US4754987 *Jun 9, 1986Jul 5, 1988Williams Ronald HWheelchair
US5083837 *Oct 1, 1990Jan 28, 1992Beulah RoachSafety shield for child restraint seat
US6209611 *Feb 4, 2000Apr 3, 2001Wayne JohnsonCollapsible cover apparatus
US8042865Mar 23, 2009Oct 25, 2011Fargason Outdoor Technologies, Inc.Tent chair
US8171948 *Jul 11, 2010May 8, 2012Shadiant, LlcPortable barrier
US8176928 *Jul 11, 2010May 15, 2012Shadiant, LlcMethod of setting up a portable barrier
US8205628Jul 26, 2010Jun 26, 2012Shadiant, LlcPortable barrier having protection mode and storage mode
US8464739May 7, 2012Jun 18, 2013Shadiant, LlcPortable barrier
US8651125 *Jun 17, 2013Feb 18, 2014Shadiant, LlcPortable barrier
U.S. Classification297/184.12, 160/132, 135/132
International ClassificationB61B12/00

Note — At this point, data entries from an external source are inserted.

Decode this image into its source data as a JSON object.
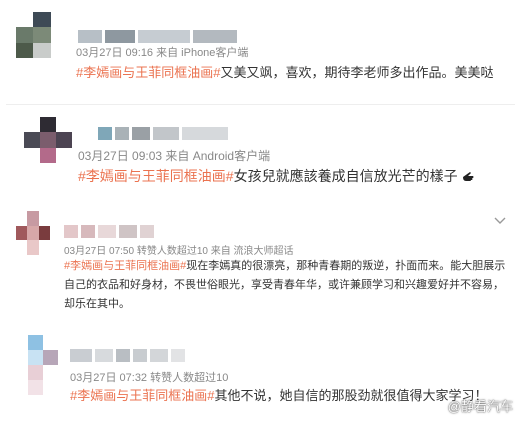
{
  "comments": [
    {
      "meta": "03月27日 09:16  来自 iPhone客户端",
      "topic": "#李嫣画与王菲同框油画#",
      "body": "又美又飒，喜欢，期待李老师多出作品。美美哒"
    },
    {
      "meta": "03月27日 09:03  来自 Android客户端",
      "topic": "#李嫣画与王菲同框油画#",
      "body": "女孩兒就應該養成自信放光芒的樣子"
    },
    {
      "meta": "03月27日 07:50  转赞人数超过10  来自 流浪大师超话",
      "topic": "#李嫣画与王菲同框油画#",
      "body": "现在李嫣真的很漂亮，那种青春期的叛逆，扑面而来。能大胆展示自己的衣品和好身材，不畏世俗眼光，享受青春年华，或许兼顾学习和兴趣爱好并不容易，却乐在其中。"
    },
    {
      "meta": "03月27日 07:32  转赞人数超过10",
      "topic": "#李嫣画与王菲同框油画#",
      "body": "其他不说，她自信的那股劲就很值得大家学习！"
    }
  ],
  "watermark": "@静看汽车",
  "icons": {
    "menu": "chevron-down-icon",
    "hand": "pointing-hand-icon"
  }
}
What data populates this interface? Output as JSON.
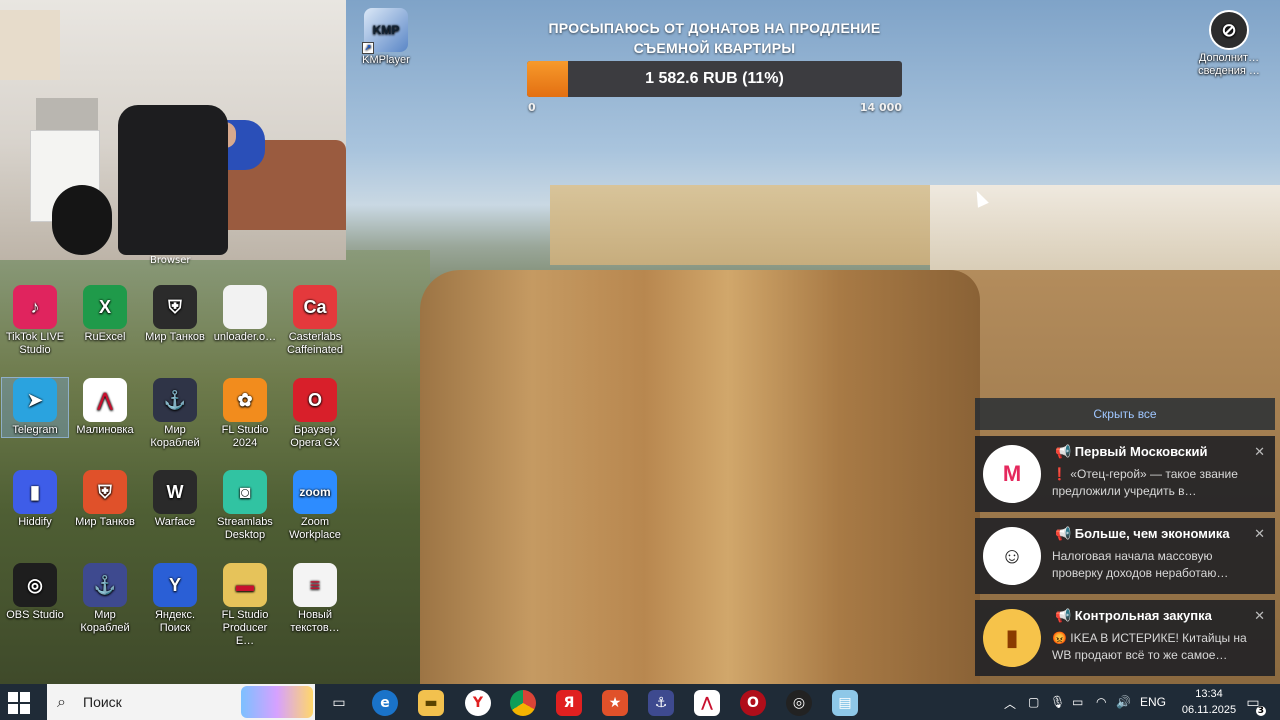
{
  "donation": {
    "title_line1": "ПРОСЫПАЮСЬ ОТ ДОНАТОВ НА ПРОДЛЕНИЕ",
    "title_line2": "СЪЕМНОЙ КВАРТИРЫ",
    "amount_text": "1 582.6 RUB (11%)",
    "progress_fraction": 0.11,
    "min": "0",
    "max": "14 000",
    "colors": {
      "fill": "#f08a20",
      "track": "#3c3c40"
    }
  },
  "webcam": {
    "caption": "Browser"
  },
  "top_icons": [
    {
      "label": "KMPlayer",
      "icon": "kmplayer-icon"
    },
    {
      "label": "Дополнит… сведения …",
      "icon": "info-icon"
    }
  ],
  "desktop_icons": [
    {
      "label": "TikTok LIVE Studio",
      "icon": "tiktok-icon",
      "color": "#e0245e"
    },
    {
      "label": "RuExcel",
      "icon": "excel-icon",
      "color": "#1f9a4a"
    },
    {
      "label": "Мир Танков",
      "icon": "tank-icon",
      "color": "#2b2b2b"
    },
    {
      "label": "unloader.o…",
      "icon": "file-icon",
      "color": "#f2f2f2"
    },
    {
      "label": "Casterlabs Caffeinated",
      "icon": "casterlabs-icon",
      "color": "#e4393c"
    },
    {
      "label": "Telegram",
      "icon": "telegram-icon",
      "color": "#2aa3df"
    },
    {
      "label": "Малиновка",
      "icon": "malinovka-icon",
      "color": "#ffffff"
    },
    {
      "label": "Мир Кораблей",
      "icon": "ship-icon",
      "color": "#2f3447"
    },
    {
      "label": "FL Studio 2024",
      "icon": "flstudio-icon",
      "color": "#f28c1d"
    },
    {
      "label": "Браузер Opera GX",
      "icon": "operagx-icon",
      "color": "#d81f2a"
    },
    {
      "label": "Hiddify",
      "icon": "hiddify-icon",
      "color": "#3e5de8"
    },
    {
      "label": "Мир Танков",
      "icon": "tank-icon",
      "color": "#e0512a"
    },
    {
      "label": "Warface",
      "icon": "warface-icon",
      "color": "#2a2a2a"
    },
    {
      "label": "Streamlabs Desktop",
      "icon": "streamlabs-icon",
      "color": "#31c3a2"
    },
    {
      "label": "Zoom Workplace",
      "icon": "zoom-icon",
      "color": "#2d8cff"
    },
    {
      "label": "OBS Studio",
      "icon": "obs-icon",
      "color": "#1e1e1e"
    },
    {
      "label": "Мир Кораблей",
      "icon": "ship-icon",
      "color": "#3e4a8f"
    },
    {
      "label": "Яндекс. Поиск",
      "icon": "yandex-icon",
      "color": "#2a5fd6"
    },
    {
      "label": "FL Studio Producer E…",
      "icon": "folder-icon",
      "color": "#e6c35a"
    },
    {
      "label": "Новый текстов…",
      "icon": "textfile-icon",
      "color": "#f4f4f4"
    }
  ],
  "notifications": {
    "hide_all": "Скрыть все",
    "items": [
      {
        "channel": "📢 Первый Московский",
        "text": "❗ «Отец-герой» — такое звание предложили учредить в…",
        "avatar": "М",
        "avatar_color": "#e5285d"
      },
      {
        "channel": "📢 Больше, чем экономика",
        "text": "Налоговая начала массовую проверку доходов неработаю…",
        "avatar": "☺",
        "avatar_color": "#222222"
      },
      {
        "channel": "📢 Контрольная закупка",
        "text": "😡 IKEA В ИСТЕРИКЕ! Китайцы на WB продают всё то же самое…",
        "avatar": "▮",
        "avatar_color": "#f0a020"
      }
    ]
  },
  "taskbar": {
    "search_placeholder": "Поиск",
    "lang": "ENG",
    "time": "13:34",
    "date": "06.11.2025",
    "notif_count": "3"
  }
}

Cooperative ClassificationB61B12/002
European ClassificationB61B12/00B